American History takes students on a journey through the key events that have shaped America as a nation, from the end of the Civil War in 1865 to the height of the Cold War in 1980. The journey begins with Reconstruction, a period of great transition and opportunity to heal a broken nation. Students witness the great migration westward and explore how the Industrial Revolution and waves of immigration fueled the flames of the American spirit. The course details the challenges America faced and the elusiveness of equality for populations of Native Americans, African Americans, immigrants, and women. Students learn how the core values of the founding fathers eventually prevailed and led to the women’s suffrage and civil rights movements.
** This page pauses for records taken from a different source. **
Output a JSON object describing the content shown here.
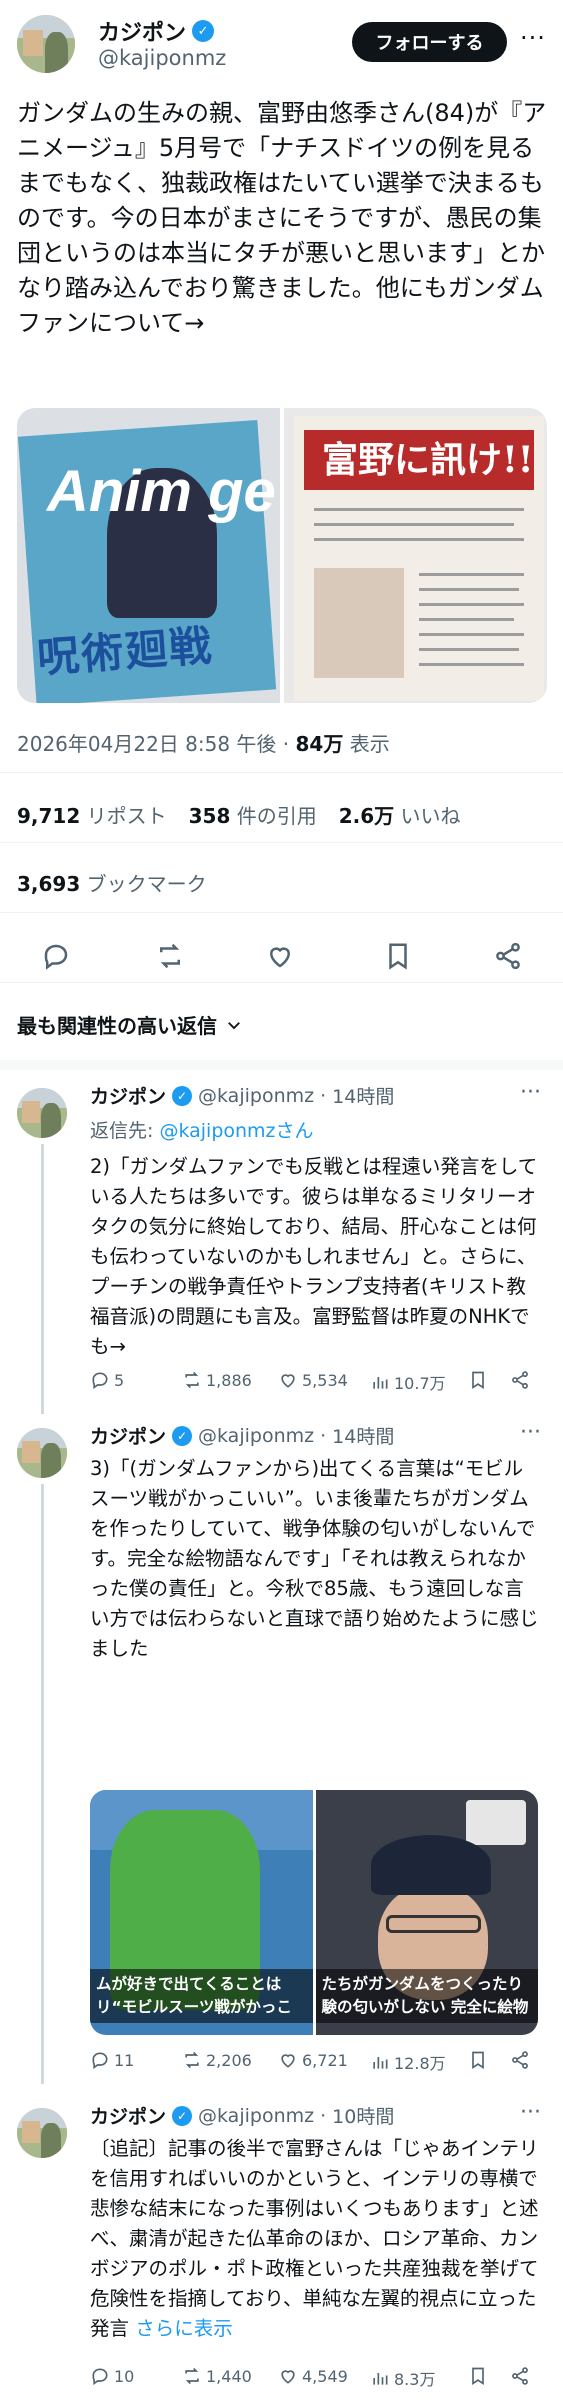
{
  "main_tweet": {
    "author_name": "カジポン",
    "handle": "@kajiponmz",
    "follow_label": "フォローする",
    "text": "ガンダムの生みの親、富野由悠季さん(84)が『アニメージュ』5月号で「ナチスドイツの例を見るまでもなく、独裁政権はたいてい選挙で決まるものです。今の日本がまさにそうですが、愚民の集団というのは本当にタチが悪いと思います」とかなり踏み込んでおり驚きました。他にもガンダムファンについて→",
    "images": [
      {
        "logo_text": "Anim ge",
        "caption_text": "呪術廻戦"
      },
      {
        "banner_text": "富野に訊け!!"
      }
    ],
    "timestamp": "2026年04月22日 8:58 午後",
    "views": "84万",
    "views_label": "表示",
    "reposts": "9,712",
    "reposts_label": "リポスト",
    "quotes": "358",
    "quotes_label": "件の引用",
    "likes": "2.6万",
    "likes_label": "いいね",
    "bookmarks": "3,693",
    "bookmarks_label": "ブックマーク"
  },
  "sort_label": "最も関連性の高い返信",
  "replies": [
    {
      "author_name": "カジポン",
      "handle": "@kajiponmz",
      "time": "14時間",
      "reply_to_prefix": "返信先:",
      "reply_to_handle": "@kajiponmzさん",
      "text": "2)「ガンダムファンでも反戦とは程遠い発言をしている人たちは多いです。彼らは単なるミリタリーオタクの気分に終始しており、結局、肝心なことは何も伝わっていないのかもしれません」と。さらに、プーチンの戦争責任やトランプ支持者(キリスト教福音派)の問題にも言及。富野監督は昨夏のNHKでも→",
      "replies": "5",
      "reposts": "1,886",
      "likes": "5,534",
      "views": "10.7万"
    },
    {
      "author_name": "カジポン",
      "handle": "@kajiponmz",
      "time": "14時間",
      "text": "3)「(ガンダムファンから)出てくる言葉は“モビルスーツ戦がかっこいい”。いま後輩たちがガンダムを作ったりしていて、戦争体験の匂いがしないんです。完全な絵物語なんです」「それは教えられなかった僕の責任」と。今秋で85歳、もう遠回しな言い方では伝わらないと直球で語り始めたように感じました",
      "image_left_subtitle": "ムが好きで出てくることは\nリ“モビルスーツ戦がかっこ",
      "image_right_subtitle": "たちがガンダムをつくったり\n験の匂いがしない 完全に絵物",
      "replies": "11",
      "reposts": "2,206",
      "likes": "6,721",
      "views": "12.8万"
    },
    {
      "author_name": "カジポン",
      "handle": "@kajiponmz",
      "time": "10時間",
      "text": "〔追記〕記事の後半で富野さんは「じゃあインテリを信用すればいいのかというと、インテリの専横で悲惨な結末になった事例はいくつもあります」と述べ、粛清が起きた仏革命のほか、ロシア革命、カンボジアのポル・ポト政権といった共産独裁を挙げて危険性を指摘しており、単純な左翼的視点に立った発言",
      "show_more": "さらに表示",
      "replies": "10",
      "reposts": "1,440",
      "likes": "4,549",
      "views": "8.3万"
    }
  ]
}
The course closely examines the impact of war, with units covering the role of the United States in World War I, World War II, the Korean War, and the Vietnam War. Throughout their journey, students encounter the great political, industrial, military, and human rights leaders who shaped America into a beacon of hope.
The study of history
American Revolution and independence
Nineteenth century social movements
Civil War Topics:
Second Industrial Revolution
Business and government
Social and political reform
Analyze primary and secondary sources and identify cause-and-effect relationships related to specific historical events and eras.
Identify key people, places, and events from the colonial and revolutionary eras.
Examine major social movements from the 1800s that changed American culture.
Assess the impact of slavery and industrialization on the development of the United States.
Examine the cause, course, and result of the Civil War. Analyze the Reconstruction Era in terms of race relations, government reunification, and social changes in the United States.
Identify major figures, including inventors, politicians, artists, and business leaders who impacted American culture in the years following the Civil War.
Explain the development of the American economy after the Civil War.
Compare and contrast various social reform movements in the United States during the late 1800s.